In all cases, it is good to keep meticulous records of a charity’s efforts to investigate questionable gifts and any roadblocks (recalcitrant executors, access to land records) encountered along the way.  This documentation will be critical if the charity needs to seek extension of the disclaimer deadline.

10. Watch for the Unusual Statutes.

At least one of the nine-month states takes a different approach and rejects “good cause” extensions.  In South Dakota, the pertinent statute (SD ST 29A-2-801(i)) reads as follows:

A disclaimer not made within the time limits prescribed by this section shall be construed as an assignment of the interest disclaimed to the persons who would be entitled to take had the disclaimer been timely made.

This is a potentially troublesome provision, mostly for individual beneficiaries but even for charities.  Its effect is to make the tardy disclaimant the owner of the asset in question, at least for a brief period. For individuals, this “ownership-followed-by-automatic-assignment” could have significant tax consequences.

Closer to home, if a charity fails to disclaim contaminated real estate in a timely manner, it could be identified as an “owner” in later environmental litigation.  While the organization may extricate itself based on “innocent landowner” or analogous defenses, it will not be without a financial and psychological cost.

11. The Evolving Trend Is To Allow Disclaimers Any Time Before Acceptance of the Asset or the End of Estate Administration.

UDPIA does not impose a time limit for disclaimers and several states have moved in that direction.  Obviously, any disclaimer must be filed by the close of estate administration.  Even in the no-limit states, it is prudent to move on these issues as quickly as possible to expedite the closing of the overall estate and the availability of final distribution of bequests that are not disclaimed.

In addition, there is always the possibility that a delayed disclaimer will invite a challenge based on the equitable theory of laches (unreasonable and unnecessary delay).  In no-limit states, however, we believe those challenges would fail.

12. One Should Not Hestitate to Over-File a Disclaimer.

Although state law will generally prescribe the necessary recipients of a disclaimer, there is no harm in “spreading the word.”  Executors/trustees (and their lawyers), the court, and (where relevant) the land records office are all interested parties and appropriate recipients.

In some cases, where there is only one “required” recipient, other parties may be “served” informally by email or other methods.  We would, however, recommend that copies for the court and any government office be provided by mail.
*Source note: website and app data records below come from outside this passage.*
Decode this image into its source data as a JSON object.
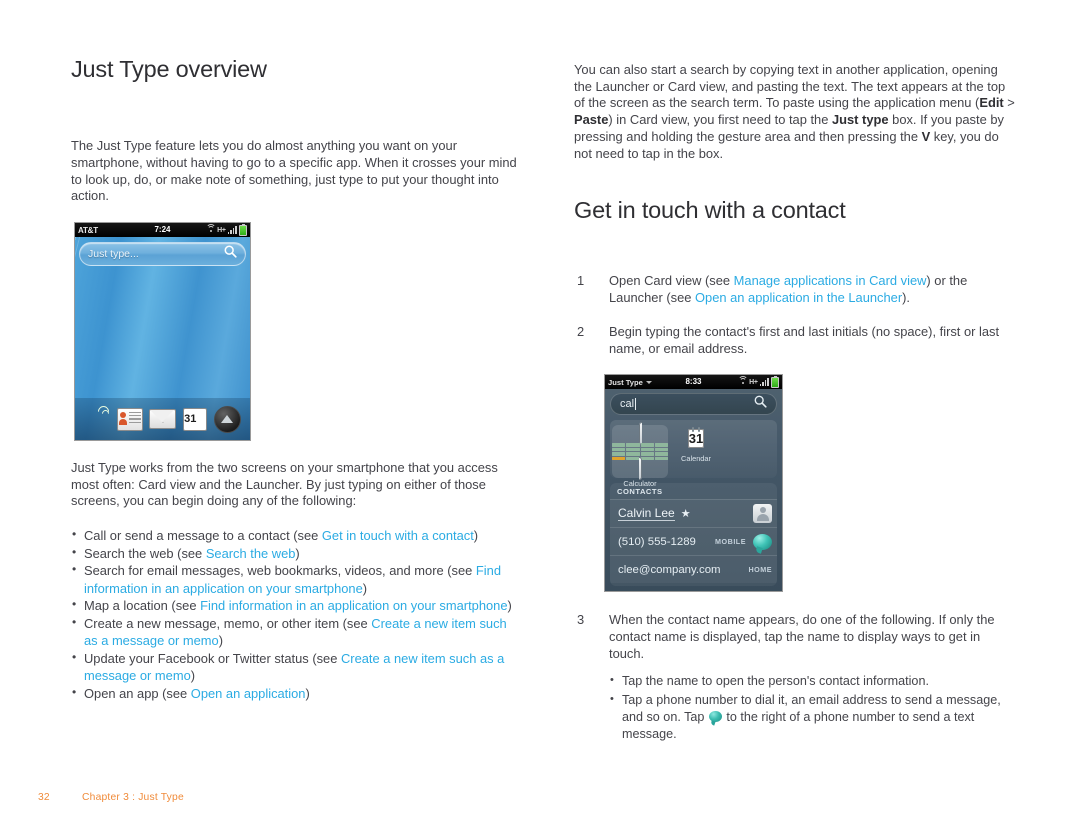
{
  "colors": {
    "link": "#2babe3",
    "body_text": "#44444a",
    "heading": "#2f2f33",
    "footer": "#f08b3a"
  },
  "left_column": {
    "heading": "Just Type overview",
    "intro_paragraph": "The Just Type feature lets you do almost anything you want on your smartphone, without having to go to a specific app. When it crosses your mind to look up, do, or make note of something, just type to put your thought into action.",
    "second_paragraph": "Just Type works from the two screens on your smartphone that you access most often: Card view and the Launcher. By just typing on either of those screens, you can begin doing any of the following:",
    "bullets": [
      {
        "pre": "Call or send a message to a contact (see ",
        "link": "Get in touch with a contact",
        "post": ")"
      },
      {
        "pre": "Search the web (see ",
        "link": "Search the web",
        "post": ")"
      },
      {
        "pre": "Search for email messages, web bookmarks, videos, and more (see ",
        "link": "Find information in an application on your smartphone",
        "post": ")"
      },
      {
        "pre": "Map a location (see ",
        "link": "Find information in an application on your smartphone",
        "post": ")"
      },
      {
        "pre": "Create a new message, memo, or other item (see ",
        "link": "Create a new item such as a message or memo",
        "post": ")"
      },
      {
        "pre": "Update your Facebook or Twitter status (see ",
        "link": "Create a new item such as a message or memo",
        "post": ")"
      },
      {
        "pre": "Open an app (see ",
        "link": "Open an application",
        "post": ")"
      }
    ]
  },
  "right_column": {
    "intro_segments": [
      {
        "text": "You can also start a search by copying text in another application, opening the Launcher or Card view, and pasting the text. The text appears at the top of the screen as the search term. To paste using the application menu (",
        "style": "normal"
      },
      {
        "text": "Edit",
        "style": "bold"
      },
      {
        "text": " > ",
        "style": "normal"
      },
      {
        "text": "Paste",
        "style": "bold"
      },
      {
        "text": ") in Card view, you first need to tap the ",
        "style": "normal"
      },
      {
        "text": "Just type",
        "style": "bold"
      },
      {
        "text": " box. If you paste by pressing and holding the gesture area and then pressing the ",
        "style": "normal"
      },
      {
        "text": "V",
        "style": "bold"
      },
      {
        "text": " key, you do not need to tap in the box.",
        "style": "normal"
      }
    ],
    "heading": "Get in touch with a contact",
    "steps": [
      {
        "number": "1",
        "segments": [
          {
            "text": "Open Card view (see ",
            "style": "normal"
          },
          {
            "text": "Manage applications in Card view",
            "style": "link"
          },
          {
            "text": ") or the Launcher (see ",
            "style": "normal"
          },
          {
            "text": "Open an application in the Launcher",
            "style": "link"
          },
          {
            "text": ").",
            "style": "normal"
          }
        ]
      },
      {
        "number": "2",
        "segments": [
          {
            "text": "Begin typing the contact's first and last initials (no space), first or last name, or email address.",
            "style": "normal"
          }
        ]
      },
      {
        "number": "3",
        "segments": [
          {
            "text": "When the contact name appears, do one of the following. If only the contact name is displayed, tap the name to display ways to get in touch.",
            "style": "normal"
          }
        ],
        "substeps": [
          {
            "pre": "Tap the name to open the person's contact information.",
            "icon": null,
            "post": ""
          },
          {
            "pre": "Tap a phone number to dial it, an email address to send a message, and so on. Tap ",
            "icon": "speech-bubble-icon",
            "post": " to the right of a phone number to send a text message."
          }
        ]
      }
    ]
  },
  "phone_screenshot_1": {
    "status_bar": {
      "carrier": "AT&T",
      "time": "7:24",
      "network": "H+",
      "icons": [
        "wifi-icon",
        "network-hplus-icon",
        "signal-bars-icon",
        "battery-icon"
      ]
    },
    "search_placeholder": "Just type...",
    "search_icon": "search-icon",
    "dock_icons": [
      {
        "name": "phone-icon",
        "label": "Phone"
      },
      {
        "name": "contacts-icon",
        "label": "Contacts"
      },
      {
        "name": "email-icon",
        "label": "Email"
      },
      {
        "name": "calendar-icon",
        "label": "Calendar",
        "day": "31"
      },
      {
        "name": "launcher-icon",
        "label": "Launcher"
      }
    ]
  },
  "phone_screenshot_2": {
    "status_bar": {
      "app_name": "Just Type",
      "time": "8:33",
      "network": "H+",
      "icons": [
        "wifi-icon",
        "network-hplus-icon",
        "signal-bars-icon",
        "battery-icon"
      ]
    },
    "search_value": "cal",
    "search_icon": "search-icon",
    "apps": [
      {
        "name": "calculator-icon",
        "label": "Calculator",
        "selected": true
      },
      {
        "name": "calendar-icon",
        "label": "Calendar",
        "day": "31",
        "selected": false
      }
    ],
    "contacts_section_header": "CONTACTS",
    "contact_rows": [
      {
        "type": "name",
        "value": "Calvin Lee",
        "starred": true,
        "star": "★",
        "tag": "",
        "action": "avatar-icon"
      },
      {
        "type": "phone",
        "value": "(510) 555-1289",
        "tag": "MOBILE",
        "action": "message-bubble-icon"
      },
      {
        "type": "email",
        "value": "clee@company.com",
        "tag": "HOME",
        "action": ""
      }
    ]
  },
  "footer": {
    "page_number": "32",
    "chapter": "Chapter 3  :  Just Type"
  }
}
Note: We would especially recommend a filing with the land records office where the charity is disclaiming a gift made by a “TOD” (Transfer on Death) deedCharities do not need a lawyer to file a disclaimer.